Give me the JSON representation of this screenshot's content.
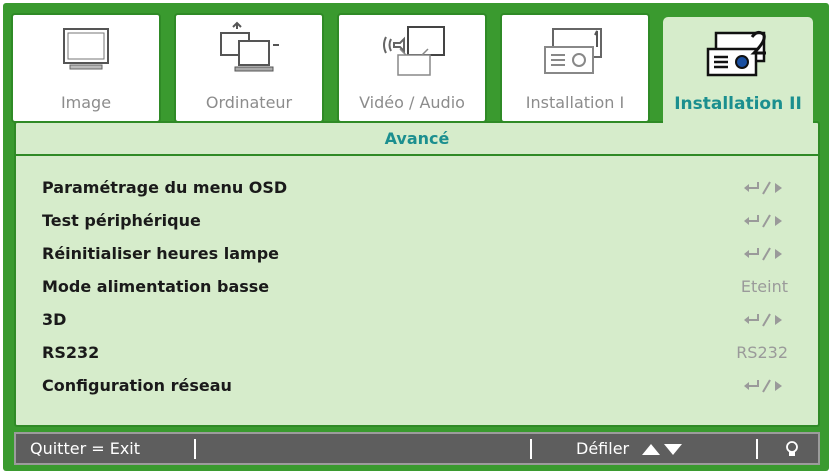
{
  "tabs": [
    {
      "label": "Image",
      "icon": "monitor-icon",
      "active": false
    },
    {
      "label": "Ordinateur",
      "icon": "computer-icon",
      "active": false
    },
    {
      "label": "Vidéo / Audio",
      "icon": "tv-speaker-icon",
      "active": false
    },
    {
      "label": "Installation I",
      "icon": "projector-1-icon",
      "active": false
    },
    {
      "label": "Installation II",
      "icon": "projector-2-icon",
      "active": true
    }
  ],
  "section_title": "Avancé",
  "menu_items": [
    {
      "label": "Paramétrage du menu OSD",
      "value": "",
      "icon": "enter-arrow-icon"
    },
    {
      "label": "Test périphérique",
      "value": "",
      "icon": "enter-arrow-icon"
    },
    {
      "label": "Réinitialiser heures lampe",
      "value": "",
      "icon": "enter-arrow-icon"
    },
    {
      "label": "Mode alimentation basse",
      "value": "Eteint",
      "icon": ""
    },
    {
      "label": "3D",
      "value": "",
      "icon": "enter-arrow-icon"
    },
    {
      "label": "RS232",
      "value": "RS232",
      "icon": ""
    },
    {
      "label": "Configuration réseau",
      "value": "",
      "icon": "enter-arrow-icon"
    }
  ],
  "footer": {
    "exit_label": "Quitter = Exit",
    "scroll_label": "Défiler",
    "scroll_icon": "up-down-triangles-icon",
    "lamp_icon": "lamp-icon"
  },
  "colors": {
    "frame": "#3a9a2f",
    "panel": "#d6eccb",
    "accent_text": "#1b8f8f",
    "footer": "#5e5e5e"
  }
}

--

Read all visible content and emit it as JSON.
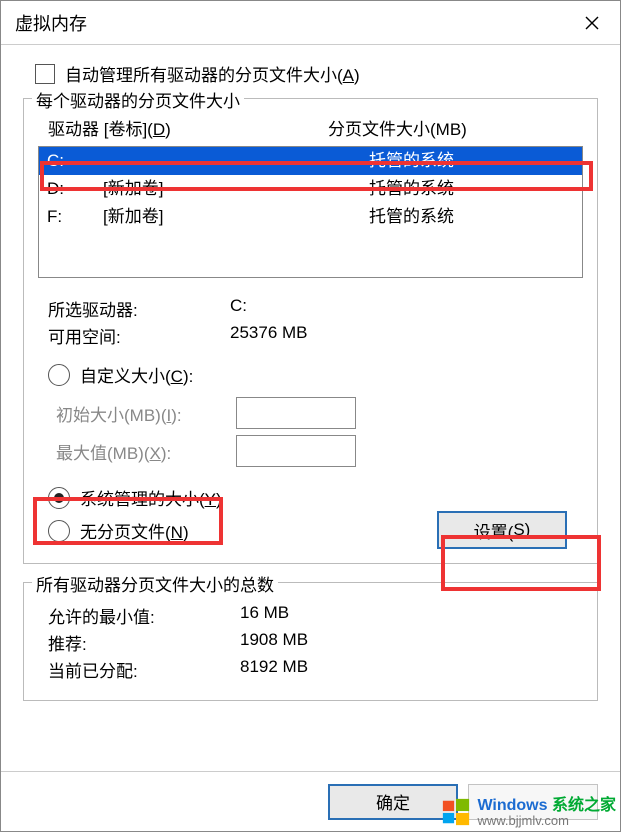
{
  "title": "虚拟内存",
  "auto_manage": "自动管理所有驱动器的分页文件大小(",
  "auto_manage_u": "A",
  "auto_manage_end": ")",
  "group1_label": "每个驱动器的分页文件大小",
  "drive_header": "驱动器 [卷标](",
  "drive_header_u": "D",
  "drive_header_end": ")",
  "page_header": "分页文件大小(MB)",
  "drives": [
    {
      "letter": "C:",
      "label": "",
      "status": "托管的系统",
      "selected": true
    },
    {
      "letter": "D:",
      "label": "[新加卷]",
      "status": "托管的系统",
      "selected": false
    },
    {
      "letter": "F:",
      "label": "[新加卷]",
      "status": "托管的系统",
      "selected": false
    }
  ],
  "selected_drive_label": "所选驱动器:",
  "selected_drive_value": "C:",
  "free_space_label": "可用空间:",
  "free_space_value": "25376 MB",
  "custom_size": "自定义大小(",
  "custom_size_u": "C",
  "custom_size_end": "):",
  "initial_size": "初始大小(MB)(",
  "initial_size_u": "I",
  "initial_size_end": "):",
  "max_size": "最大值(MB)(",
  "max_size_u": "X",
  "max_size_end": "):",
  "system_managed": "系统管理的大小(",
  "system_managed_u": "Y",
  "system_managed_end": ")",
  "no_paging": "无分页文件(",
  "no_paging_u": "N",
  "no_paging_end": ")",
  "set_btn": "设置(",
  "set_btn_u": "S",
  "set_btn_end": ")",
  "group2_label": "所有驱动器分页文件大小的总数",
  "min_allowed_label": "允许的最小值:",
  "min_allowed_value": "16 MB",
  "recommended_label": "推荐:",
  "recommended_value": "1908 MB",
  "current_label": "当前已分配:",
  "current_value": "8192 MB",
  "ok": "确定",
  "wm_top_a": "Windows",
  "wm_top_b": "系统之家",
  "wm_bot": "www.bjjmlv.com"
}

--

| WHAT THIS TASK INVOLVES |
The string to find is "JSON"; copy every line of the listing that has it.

| OUTPUT FOR THIS TASK |
Give me the JSON representation of this screenshot's content.
Read all visible content and emit it as JSON.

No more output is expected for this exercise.